• [Required work]
Take each line of the data that contains the string "views" and copy it.

• [Listed entries]
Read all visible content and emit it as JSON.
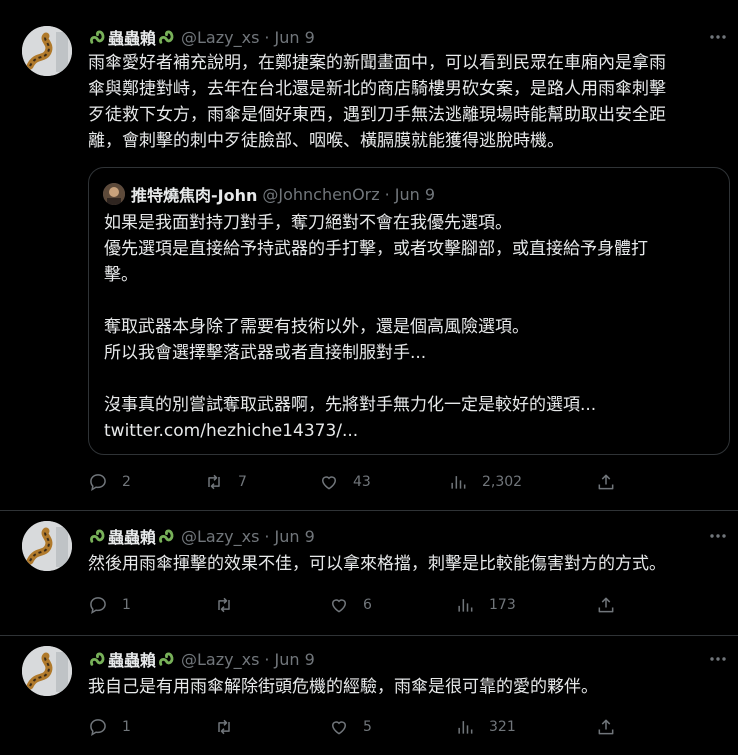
{
  "tweets": [
    {
      "display_name": "蟲蟲賴",
      "handle": "@Lazy_xs",
      "dot": "·",
      "date": "Jun 9",
      "text": "雨傘愛好者補充說明，在鄭捷案的新聞畫面中，可以看到民眾在車廂內是拿雨\n傘與鄭捷對峙，去年在台北還是新北的商店騎樓男砍女案，是路人用雨傘刺擊\n歹徒救下女方，雨傘是個好東西，遇到刀手無法逃離現場時能幫助取出安全距\n離，會刺擊的刺中歹徒臉部、咽喉、橫膈膜就能獲得逃脫時機。",
      "quote": {
        "display_name": "推特燒焦肉-John",
        "handle": "@JohnchenOrz",
        "dot": "·",
        "date": "Jun 9",
        "text": "如果是我面對持刀對手，奪刀絕對不會在我優先選項。\n優先選項是直接給予持武器的手打擊，或者攻擊腳部，或直接給予身體打\n擊。\n\n奪取武器本身除了需要有技術以外，還是個高風險選項。\n所以我會選擇擊落武器或者直接制服對手...\n\n沒事真的別嘗試奪取武器啊，先將對手無力化一定是較好的選項...\ntwitter.com/hezhiche14373/..."
      },
      "replies": "2",
      "retweets": "7",
      "likes": "43",
      "views": "2,302"
    },
    {
      "display_name": "蟲蟲賴",
      "handle": "@Lazy_xs",
      "dot": "·",
      "date": "Jun 9",
      "text": "然後用雨傘揮擊的效果不佳，可以拿來格擋，刺擊是比較能傷害對方的方式。",
      "replies": "1",
      "retweets": "",
      "likes": "6",
      "views": "173"
    },
    {
      "display_name": "蟲蟲賴",
      "handle": "@Lazy_xs",
      "dot": "·",
      "date": "Jun 9",
      "text": "我自己是有用雨傘解除街頭危機的經驗，雨傘是很可靠的愛的夥伴。",
      "replies": "1",
      "retweets": "",
      "likes": "5",
      "views": "321"
    }
  ],
  "colors": {
    "background": "#000000",
    "text": "#e7e9ea",
    "muted": "#71767b",
    "border": "#2f3336",
    "emoji_green": "#78b159"
  },
  "icons": [
    "more-icon",
    "reply-icon",
    "retweet-icon",
    "like-icon",
    "views-icon",
    "share-icon",
    "snake-emoji-icon"
  ]
}
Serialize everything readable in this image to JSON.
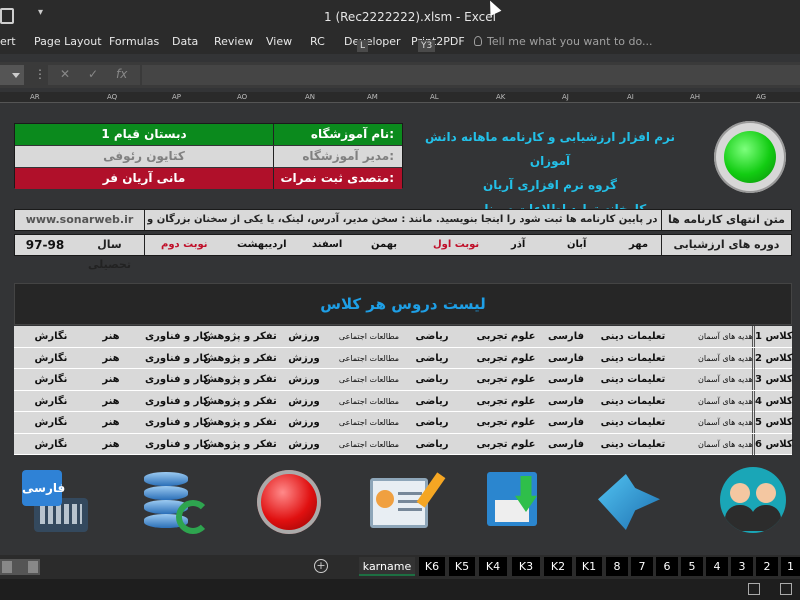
{
  "window": {
    "title": "1 (Rec2222222).xlsm  -  Excel",
    "quick_access_arrow": "▾"
  },
  "ribbon": {
    "tabs": [
      "ert",
      "Page Layout",
      "Formulas",
      "Data",
      "Review",
      "View",
      "RC",
      "Developer",
      "Print2PDF"
    ],
    "tell_me": "Tell me what you want to do...",
    "keytips": [
      "L",
      "Y3"
    ]
  },
  "formula_bar": {
    "cancel": "✕",
    "enter": "✓",
    "fx": "fx",
    "dots": "⋮"
  },
  "columns": [
    "AR",
    "AQ",
    "AP",
    "AO",
    "AN",
    "AM",
    "AL",
    "AK",
    "AJ",
    "AI",
    "AH",
    "AG"
  ],
  "info": {
    "school_label": "نام آموزشگاه:",
    "school_value": "دبستان قیام 1",
    "manager_label": "مدیر آموزشگاه:",
    "manager_value": "کتایون رئوفی",
    "entry_label": "متصدی ثبت نمرات:",
    "entry_value": "مانی آریان فر"
  },
  "header_lines": [
    "نرم افزار ارزشیابی و کارنامه ماهانه دانش آموزان",
    "گروه نرم افزاری آریان",
    "کارخانه تولید اطلاعات سونار وب"
  ],
  "footer_text": {
    "label": "متن انتهای کارنامه ها",
    "text": "جمله ای که می خواهید در پایین کارنامه ها ثبت شود را اینجا بنویسید. مانند : سخن مدیر، آدرس، لینک، یا یکی از سخنان بزرگان و ...",
    "url": "www.sonarweb.ir"
  },
  "periods": {
    "label": "دوره های ارزشیابی",
    "months": [
      "مهر",
      "آبان",
      "آذر",
      "نوبت اول",
      "بهمن",
      "اسفند",
      "اردیبهشت",
      "نوبت دوم"
    ],
    "year_label": "سال تحصیلی",
    "year": "97-98"
  },
  "list_title": "لیست دروس هر کلاس",
  "classes": [
    {
      "name": "کلاس 1",
      "subjects": [
        "هدیه های آسمان",
        "تعلیمات دینی",
        "فارسی",
        "علوم تجربی",
        "ریاضی",
        "مطالعات اجتماعی",
        "ورزش",
        "تفکر و پژوهش",
        "کار و فناوری",
        "هنر",
        "نگارش"
      ]
    },
    {
      "name": "کلاس 2",
      "subjects": [
        "هدیه های آسمان",
        "تعلیمات دینی",
        "فارسی",
        "علوم تجربی",
        "ریاضی",
        "مطالعات اجتماعی",
        "ورزش",
        "تفکر و پژوهش",
        "کار و فناوری",
        "هنر",
        "نگارش"
      ]
    },
    {
      "name": "کلاس 3",
      "subjects": [
        "هدیه های آسمان",
        "تعلیمات دینی",
        "فارسی",
        "علوم تجربی",
        "ریاضی",
        "مطالعات اجتماعی",
        "ورزش",
        "تفکر و پژوهش",
        "کار و فناوری",
        "هنر",
        "نگارش"
      ]
    },
    {
      "name": "کلاس 4",
      "subjects": [
        "هدیه های آسمان",
        "تعلیمات دینی",
        "فارسی",
        "علوم تجربی",
        "ریاضی",
        "مطالعات اجتماعی",
        "ورزش",
        "تفکر و پژوهش",
        "کار و فناوری",
        "هنر",
        "نگارش"
      ]
    },
    {
      "name": "کلاس 5",
      "subjects": [
        "هدیه های آسمان",
        "تعلیمات دینی",
        "فارسی",
        "علوم تجربی",
        "ریاضی",
        "مطالعات اجتماعی",
        "ورزش",
        "تفکر و پژوهش",
        "کار و فناوری",
        "هنر",
        "نگارش"
      ]
    },
    {
      "name": "کلاس 6",
      "subjects": [
        "هدیه های آسمان",
        "تعلیمات دینی",
        "فارسی",
        "علوم تجربی",
        "ریاضی",
        "مطالعات اجتماعی",
        "ورزش",
        "تفکر و پژوهش",
        "کار و فناوری",
        "هنر",
        "نگارش"
      ]
    }
  ],
  "keyboard_badge": "فارسی",
  "sheet_tabs": [
    "karname",
    "K6",
    "K5",
    "K4",
    "K3",
    "K2",
    "K1",
    "8",
    "7",
    "6",
    "5",
    "4",
    "3",
    "2",
    "1"
  ],
  "icons": [
    "keyboard-fa-icon",
    "database-sync-icon",
    "red-button-icon",
    "id-card-icon",
    "save-download-icon",
    "next-arrow-icon",
    "people-icon"
  ],
  "colors": {
    "accent": "#23c0e8",
    "title_blue": "#1e9fe6",
    "green": "#0b8a1d",
    "red": "#b0102a"
  }
}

• [The answer]
      "views": "2,302"
      "views": "173"
      "views": "321"
    "views-icon",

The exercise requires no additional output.